This morning, I happened to stumble upon a CNN photo gallery of children partaking in a MMA fight … in a cage. Participants as young as age five are allowed to compete in the Thunderdome, where “they punch, kick, tackle and choke each other,” with their hands and feet.
I asked myself, “How many parents would actually let their kids do this?” The answer: a lot. Keep reading »
Taylor Swift‘s new video for “Mean” is pretty … nice. Taylor has said that the song channels how she feels about critics who go overboard with nasty comments. But in the videos, she broadens the meaning—showing football players picking on a fashion-loving guy and a group of mean girls mocking a classmate who works as a waitress. Both those characters get their comeuppance in the future. But my favorite part of the video is where Taylor plays the part of a damsel in distress being tied to the train tracks. In the end, she undoes her own ropes. All in all, a good message. Keep reading »
OK, this is just absurd: Nicole Nagington, a 12-year-old resident of Telford, England, admits that she’s used to being teased for having red hair. But this school year, the bullying escalated to the point where the girl, who also wears a hearing aid, was forced to drop out of school and be tutored at home. A gang of girls not only physically and mentally tormented her on a regular basis, but they have sent her a total of seven death threats, all because of the color of her hair. The distraught girl even dyed it blond in an attempt to escape the harassment, to which these lovely young ladies responded via a note: “You’re still a ginger b****. All gingers should die.” Where do kids get these crazy ideas? And how is there no law that prohibits this kind of torture? We wish these terrifying girl-on-girl bullying stories would end. [Daily Mail] Keep reading »
Michelle Trachtenberg may have played a bit of a manipulative bully on “Gossip Girl,” but, like many of us, she knows what it’s like to be on the receiving end of the torment. She opened up to Complex magazine about the bullies who tortured her in elementary, middle, and high school. Boy, did she have it bad. In elementary school, she says, a girl threw her down a flight of stairs, broke her ribs, punched and fractured her nose, and then lied about her. In junior high, a gang of girls pushed Michelle into lockers and stole her clothes after gym so she wouldn’t have anything to wear. Then in high school, a girl who had a drug addiction made Michelle’s life a “living hell” and even hurled a vodka bottle at her head once.
But Michelle was able to get a little revenge on the girl who pushed her down the stairs.

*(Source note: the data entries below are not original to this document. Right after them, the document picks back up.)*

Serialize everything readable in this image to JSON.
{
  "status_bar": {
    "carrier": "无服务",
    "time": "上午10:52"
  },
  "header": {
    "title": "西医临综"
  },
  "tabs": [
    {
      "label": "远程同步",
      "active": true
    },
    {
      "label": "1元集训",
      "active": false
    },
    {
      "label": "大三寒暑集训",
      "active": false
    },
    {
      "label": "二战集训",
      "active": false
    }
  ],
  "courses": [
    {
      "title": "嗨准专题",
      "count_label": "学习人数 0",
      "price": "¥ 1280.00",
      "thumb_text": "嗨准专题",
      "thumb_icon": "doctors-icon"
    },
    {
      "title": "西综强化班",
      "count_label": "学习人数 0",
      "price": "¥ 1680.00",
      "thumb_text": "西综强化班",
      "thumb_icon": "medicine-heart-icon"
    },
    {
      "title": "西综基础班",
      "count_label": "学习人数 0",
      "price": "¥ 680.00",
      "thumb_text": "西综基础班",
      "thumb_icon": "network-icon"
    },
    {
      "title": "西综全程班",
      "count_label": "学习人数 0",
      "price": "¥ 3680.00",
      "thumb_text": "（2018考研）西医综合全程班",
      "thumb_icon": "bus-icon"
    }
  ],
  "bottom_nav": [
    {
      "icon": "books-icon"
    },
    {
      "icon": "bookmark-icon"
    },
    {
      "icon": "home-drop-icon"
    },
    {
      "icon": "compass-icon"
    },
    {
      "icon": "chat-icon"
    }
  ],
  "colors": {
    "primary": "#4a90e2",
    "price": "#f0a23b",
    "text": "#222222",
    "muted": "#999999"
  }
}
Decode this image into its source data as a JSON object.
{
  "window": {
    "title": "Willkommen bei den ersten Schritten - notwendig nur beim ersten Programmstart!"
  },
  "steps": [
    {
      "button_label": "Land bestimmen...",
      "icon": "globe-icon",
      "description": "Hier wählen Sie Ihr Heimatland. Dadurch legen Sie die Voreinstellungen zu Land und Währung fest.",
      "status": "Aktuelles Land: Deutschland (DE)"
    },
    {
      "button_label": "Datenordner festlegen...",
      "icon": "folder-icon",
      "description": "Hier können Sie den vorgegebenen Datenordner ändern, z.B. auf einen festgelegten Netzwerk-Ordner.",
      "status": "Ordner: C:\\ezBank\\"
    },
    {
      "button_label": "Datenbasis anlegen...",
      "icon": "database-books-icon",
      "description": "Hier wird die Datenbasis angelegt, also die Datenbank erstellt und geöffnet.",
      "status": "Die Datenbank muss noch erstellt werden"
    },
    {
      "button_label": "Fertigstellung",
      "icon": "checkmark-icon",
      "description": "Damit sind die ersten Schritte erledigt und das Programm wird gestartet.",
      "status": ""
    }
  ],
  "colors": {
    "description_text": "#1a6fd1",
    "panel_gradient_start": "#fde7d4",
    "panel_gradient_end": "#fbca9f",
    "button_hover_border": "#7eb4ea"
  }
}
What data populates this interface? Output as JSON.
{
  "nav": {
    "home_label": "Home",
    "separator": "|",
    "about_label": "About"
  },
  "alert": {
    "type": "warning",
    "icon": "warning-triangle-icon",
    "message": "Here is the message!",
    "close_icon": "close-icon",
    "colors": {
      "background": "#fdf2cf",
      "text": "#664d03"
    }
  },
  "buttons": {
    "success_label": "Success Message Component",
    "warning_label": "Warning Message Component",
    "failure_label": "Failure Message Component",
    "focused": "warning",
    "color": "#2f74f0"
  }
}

As she left a restaurant, a group of about 20 paparazzi were outside and she said to the bully, “Oh, I’m sorry. I’m really famous. They need to take my picture. Sucks for you!” [Complex via Starpulse]
I, too, know what it’s like to achieve more than a school bully. Keep reading to see what happened. Keep reading »
According to a study of 2,300 students ages 12 to 18, girls who viewed themselves as attractive had a 35 percent higher chance of being involved in emotionally damaging scenarios, i.e., receiving hurtful anonymous notes, being socially excluded, or having rumors spread about them. I knew there were lessons to be learned from Mean Girls. [EurekAlert!] Keep reading »